Note: for information about the cancellation of special prospecting authorities or revocation of access authorities, please contact NOPTA.
Part 2.13 of the OPGGSA sets out the grounds and process for cancelling petroleum titles.
Exploration permits, production licences and pipeline licences can be cancelled in whole or in part (section 275).
Retention leases or infrastructure licences can only be cancelled in their entirety (section 275).
It is the titleholder’s responsibility to ensure that all obligations in respect of the title are met.
Titleholders who are at risk of defaulting on a condition of their title should consider their options to apply to vary, suspend, extend or be exempted from a condition of the title (section 264).

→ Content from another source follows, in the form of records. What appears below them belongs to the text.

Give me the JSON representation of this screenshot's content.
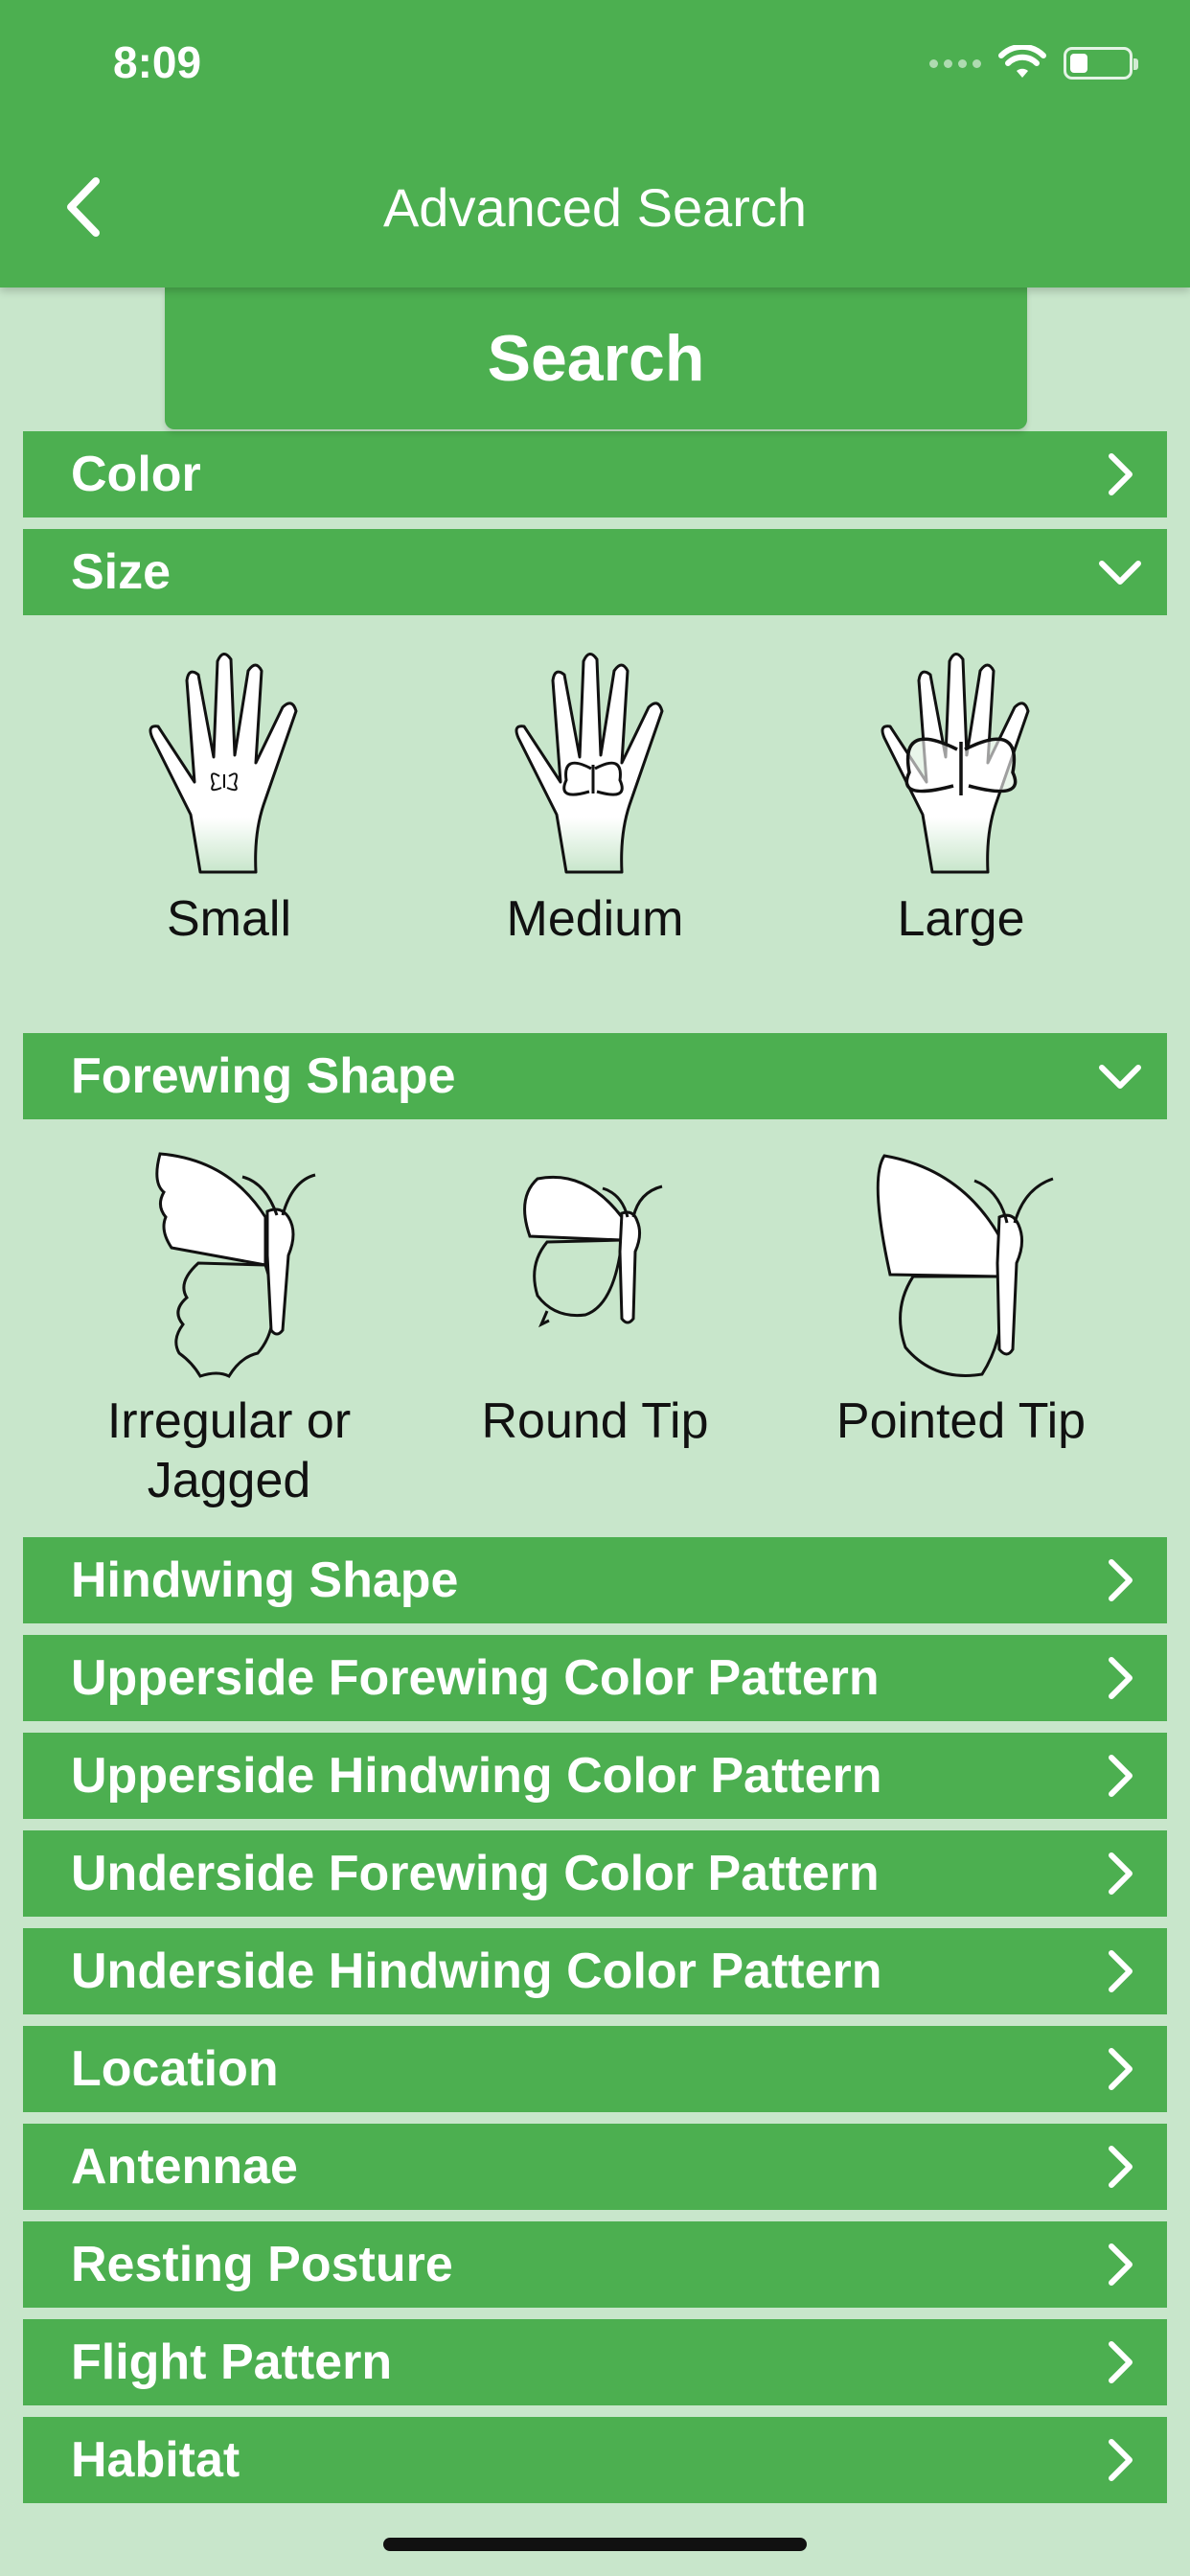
{
  "status_bar": {
    "time": "8:09"
  },
  "nav": {
    "title": "Advanced Search"
  },
  "search_tab": {
    "label": "Search"
  },
  "sections": {
    "color": "Color",
    "size": "Size",
    "forewing": "Forewing Shape",
    "hindwing": "Hindwing Shape",
    "upperside_forewing": "Upperside Forewing Color Pattern",
    "upperside_hindwing": "Upperside Hindwing Color Pattern",
    "underside_forewing": "Underside Forewing Color Pattern",
    "underside_hindwing": "Underside Hindwing Color Pattern",
    "location": "Location",
    "antennae": "Antennae",
    "resting_posture": "Resting Posture",
    "flight_pattern": "Flight Pattern",
    "habitat": "Habitat"
  },
  "size_options": [
    "Small",
    "Medium",
    "Large"
  ],
  "forewing_options": [
    "Irregular or Jagged",
    "Round Tip",
    "Pointed Tip"
  ],
  "colors": {
    "primary": "#4caf50",
    "background": "#c8e6cb",
    "text_on_primary": "#ffffff"
  }
}
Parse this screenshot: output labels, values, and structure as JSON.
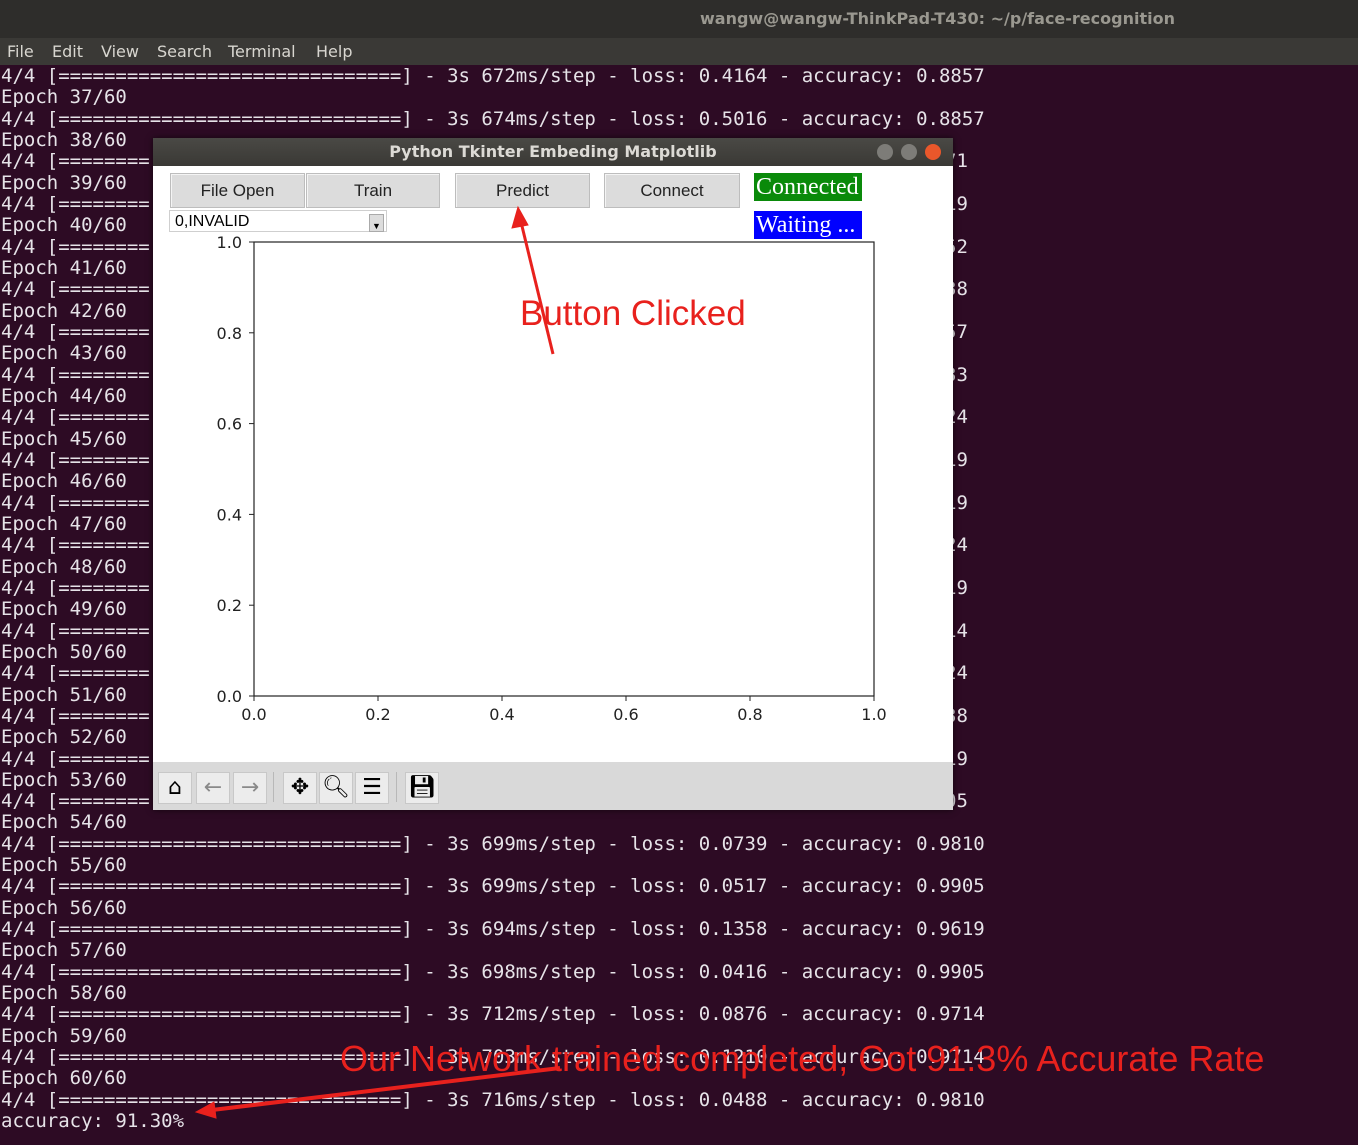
{
  "terminal": {
    "title": "wangw@wangw-ThinkPad-T430: ~/p/face-recognition",
    "menu": [
      "File",
      "Edit",
      "View",
      "Search",
      "Terminal",
      "Help"
    ],
    "lines": [
      {
        "text": "4/4 [==============================] - 3s 672ms/step - loss: 0.4164 - accuracy: 0.8857"
      },
      {
        "text": "Epoch 37/60"
      },
      {
        "text": "4/4 [==============================] - 3s 674ms/step - loss: 0.5016 - accuracy: 0.8857"
      },
      {
        "text": "Epoch 38/60"
      },
      {
        "text": "4/4 [========",
        "frag": "71"
      },
      {
        "text": "Epoch 39/60"
      },
      {
        "text": "4/4 [========",
        "frag": "19"
      },
      {
        "text": "Epoch 40/60"
      },
      {
        "text": "4/4 [========",
        "frag": "52"
      },
      {
        "text": "Epoch 41/60"
      },
      {
        "text": "4/4 [========",
        "frag": "38"
      },
      {
        "text": "Epoch 42/60"
      },
      {
        "text": "4/4 [========",
        "frag": "57"
      },
      {
        "text": "Epoch 43/60"
      },
      {
        "text": "4/4 [========",
        "frag": "33"
      },
      {
        "text": "Epoch 44/60"
      },
      {
        "text": "4/4 [========",
        "frag": "24"
      },
      {
        "text": "Epoch 45/60"
      },
      {
        "text": "4/4 [========",
        "frag": "19"
      },
      {
        "text": "Epoch 46/60"
      },
      {
        "text": "4/4 [========",
        "frag": "19"
      },
      {
        "text": "Epoch 47/60"
      },
      {
        "text": "4/4 [========",
        "frag": "24"
      },
      {
        "text": "Epoch 48/60"
      },
      {
        "text": "4/4 [========",
        "frag": "19"
      },
      {
        "text": "Epoch 49/60"
      },
      {
        "text": "4/4 [========",
        "frag": "14"
      },
      {
        "text": "Epoch 50/60"
      },
      {
        "text": "4/4 [========",
        "frag": "24"
      },
      {
        "text": "Epoch 51/60"
      },
      {
        "text": "4/4 [========",
        "frag": "38"
      },
      {
        "text": "Epoch 52/60"
      },
      {
        "text": "4/4 [========",
        "frag": "19"
      },
      {
        "text": "Epoch 53/60"
      },
      {
        "text": "4/4 [========",
        "frag": "05"
      },
      {
        "text": "Epoch 54/60"
      },
      {
        "text": "4/4 [==============================] - 3s 699ms/step - loss: 0.0739 - accuracy: 0.9810"
      },
      {
        "text": "Epoch 55/60"
      },
      {
        "text": "4/4 [==============================] - 3s 699ms/step - loss: 0.0517 - accuracy: 0.9905"
      },
      {
        "text": "Epoch 56/60"
      },
      {
        "text": "4/4 [==============================] - 3s 694ms/step - loss: 0.1358 - accuracy: 0.9619"
      },
      {
        "text": "Epoch 57/60"
      },
      {
        "text": "4/4 [==============================] - 3s 698ms/step - loss: 0.0416 - accuracy: 0.9905"
      },
      {
        "text": "Epoch 58/60"
      },
      {
        "text": "4/4 [==============================] - 3s 712ms/step - loss: 0.0876 - accuracy: 0.9714"
      },
      {
        "text": "Epoch 59/60"
      },
      {
        "text": "4/4 [==============================] - 3s 703ms/step - loss: 0.1210 - accuracy: 0.9714"
      },
      {
        "text": "Epoch 60/60"
      },
      {
        "text": "4/4 [==============================] - 3s 716ms/step - loss: 0.0488 - accuracy: 0.9810"
      },
      {
        "text": "accuracy: 91.30%"
      }
    ]
  },
  "app": {
    "title": "Python Tkinter Embeding Matplotlib",
    "buttons": {
      "file_open": "File Open",
      "train": "Train",
      "predict": "Predict",
      "connect": "Connect"
    },
    "status_connected": {
      "text": "Connected",
      "color": "#0a8a0a"
    },
    "status_waiting": {
      "text": "Waiting ...",
      "color": "#0000ff"
    },
    "combo_value": "0,INVALID",
    "toolbar": [
      "home-icon",
      "back-icon",
      "forward-icon",
      "pan-icon",
      "zoom-icon",
      "configure-icon",
      "save-icon"
    ]
  },
  "chart_data": {
    "type": "line",
    "series": [],
    "xlim": [
      0.0,
      1.0
    ],
    "ylim": [
      0.0,
      1.0
    ],
    "xticks": [
      "0.0",
      "0.2",
      "0.4",
      "0.6",
      "0.8",
      "1.0"
    ],
    "yticks": [
      "0.0",
      "0.2",
      "0.4",
      "0.6",
      "0.8",
      "1.0"
    ],
    "grid": false
  },
  "annotations": {
    "button_clicked": "Button Clicked",
    "result": "Our Network trained completed, Got 91.3% Accurate Rate",
    "color": "#e8211d"
  }
}
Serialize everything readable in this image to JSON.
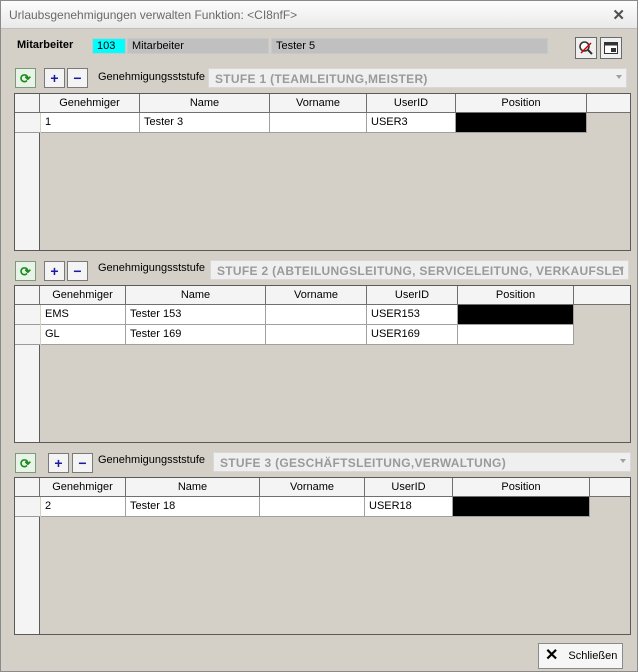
{
  "window": {
    "title": "Urlaubsgenehmigungen verwalten Funktion: <CI8nfF>"
  },
  "employee": {
    "label": "Mitarbeiter",
    "id": "103",
    "field_label": "Mitarbeiter",
    "name": "Tester 5"
  },
  "levels": [
    {
      "level_label": "Genehmigungsststufe",
      "selected": "STUFE 1 (TEAMLEITUNG,MEISTER)",
      "columns": [
        "Genehmiger",
        "Name",
        "Vorname",
        "UserID",
        "Position"
      ],
      "rows": [
        [
          "1",
          "Tester 3",
          "",
          "USER3",
          ""
        ]
      ]
    },
    {
      "level_label": "Genehmigungsststufe",
      "selected": "STUFE 2 (ABTEILUNGSLEITUNG, SERVICELEITUNG, VERKAUFSLEI",
      "columns": [
        "Genehmiger",
        "Name",
        "Vorname",
        "UserID",
        "Position"
      ],
      "rows": [
        [
          "EMS",
          "Tester 153",
          "",
          "USER153",
          ""
        ],
        [
          "GL",
          "Tester 169",
          "",
          "USER169",
          ""
        ]
      ]
    },
    {
      "level_label": "Genehmigungsststufe",
      "selected": "STUFE 3 (GESCHÄFTSLEITUNG,VERWALTUNG)",
      "columns": [
        "Genehmiger",
        "Name",
        "Vorname",
        "UserID",
        "Position"
      ],
      "rows": [
        [
          "2",
          "Tester 18",
          "",
          "USER18",
          ""
        ]
      ]
    }
  ],
  "buttons": {
    "add": "+",
    "remove": "−",
    "refresh": "⟳",
    "close_label": "Schließen",
    "close_icon": "✕"
  }
}
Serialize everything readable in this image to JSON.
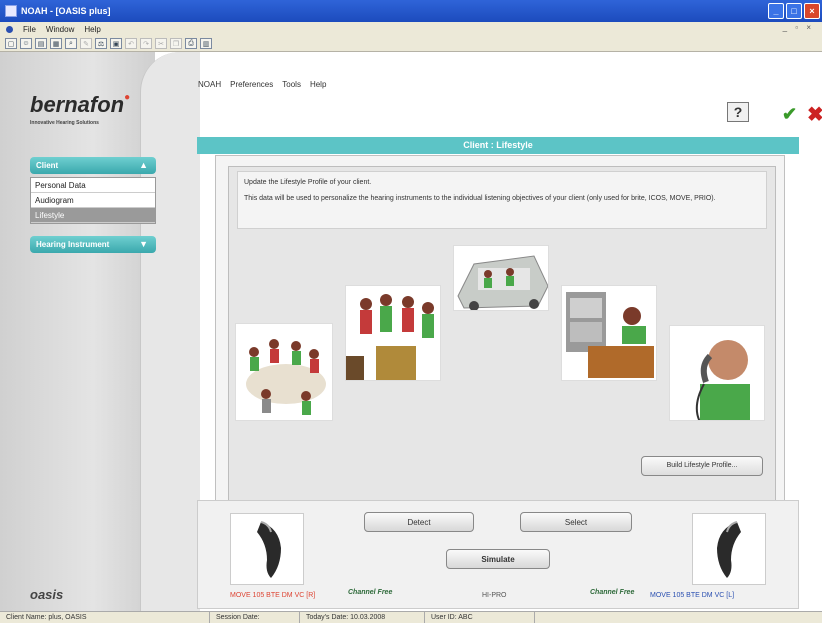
{
  "window": {
    "title": "NOAH - [OASIS plus]"
  },
  "outer_menu": {
    "items": [
      "File",
      "Window",
      "Help"
    ]
  },
  "app_menu": {
    "items": [
      "NOAH",
      "Preferences",
      "Tools",
      "Help"
    ]
  },
  "brand": {
    "logo": "bernafon",
    "tagline": "Innovative Hearing Solutions",
    "footer_logo": "oasis"
  },
  "header_buttons": {
    "help": "?"
  },
  "nav": {
    "client_header": "Client",
    "client_items": [
      "Personal Data",
      "Audiogram",
      "Lifestyle"
    ],
    "selected": "Lifestyle",
    "instruments_header": "Hearing Instrument"
  },
  "panel": {
    "title": "Client : Lifestyle",
    "intro": "Update the Lifestyle Profile of your client.",
    "description": "This data will be used to personalize the hearing instruments to the individual listening objectives of your client (only used for brite, ICOS, MOVE, PRIO).",
    "build_button": "Build Lifestyle Profile..."
  },
  "devices": {
    "detect": "Detect",
    "select": "Select",
    "simulate": "Simulate",
    "left_label": "MOVE 105 BTE DM VC",
    "left_side": "[R]",
    "right_label": "MOVE 105 BTE DM VC",
    "right_side": "[L]",
    "interface": "HI-PRO",
    "brand_left": "Channel Free",
    "brand_right": "Channel Free"
  },
  "status": {
    "client": "Client Name: plus, OASIS",
    "session": "Session Date:",
    "today": "Today's Date: 10.03.2008",
    "user": "User ID: ABC"
  },
  "colors": {
    "accent": "#5cc4c6",
    "titlebar": "#2f64d8"
  }
}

A title may be cancelled if the titleholder has not:
The titleholder will be given at least 30 days’ written notice1 of the JA’s intention to cancel, setting out the reasons for the proposed cancellation and an invitation to make a written submission to the JA (through NOPTA) regarding the proposed cancellation (section 276).
Submissions should address the following:
Exploration permittees may at this time choose to submit an application to enter into a Good Standing Agreement with the JA (see below).
1 Note: The JA may also provide a copy of the notice to any person it sees fit, who will also have an opportunity to make submissions on the proposed cancellation (ss 276(1)(b)).
Before deciding to cancel a title, the JA must consider any submissions made by the titleholder or other relevant person (subsection 276(3)), and take into account any action taken by the titleholder to remove the ground(s) for cancellation, or to prevent its recurrence (subsection 275(2)).
The titleholder will be notified in writing if the JA cancels the title. Cancellation takes effect on the day the cancellation notice is published in the Australian Government Gazette (subsection 275(3)).
Important note: levies incurred during a cancellation process (e.g. if the title is in force on the anniversary date and a notice of intention to cancel has been issued) are still payable and are not refundable.
For work-bid exploration permittees, cancellation of the permit without work program conditions being satisfied will result in the titleholder company (including parent company where applicable) and its directors being considered as ‘not in good standing’ with the JA for a period of five years, unless a Good Standing Agreement is in place.
Please refer to Section 4 of the Offshore Petroleum Exploration Guideline: Work-bid on NOPTA’s website for further information on the potential implications of a cancellation decision on a work bid exploration permittee’s good standing with the JA, including eligibility criteria for entering into a Good Standing Agreement with the JA.
See also the Fact sheet—Good Standing Agreement: Regional studies.
If you have any questions regarding the cancellation of petroleum titles, please contact firstname.lastname@example.org.
Please note: this fact sheet is intended as a guide only and should not be relied on as legal advice or regarded as a substitute for legal advice in individual cases.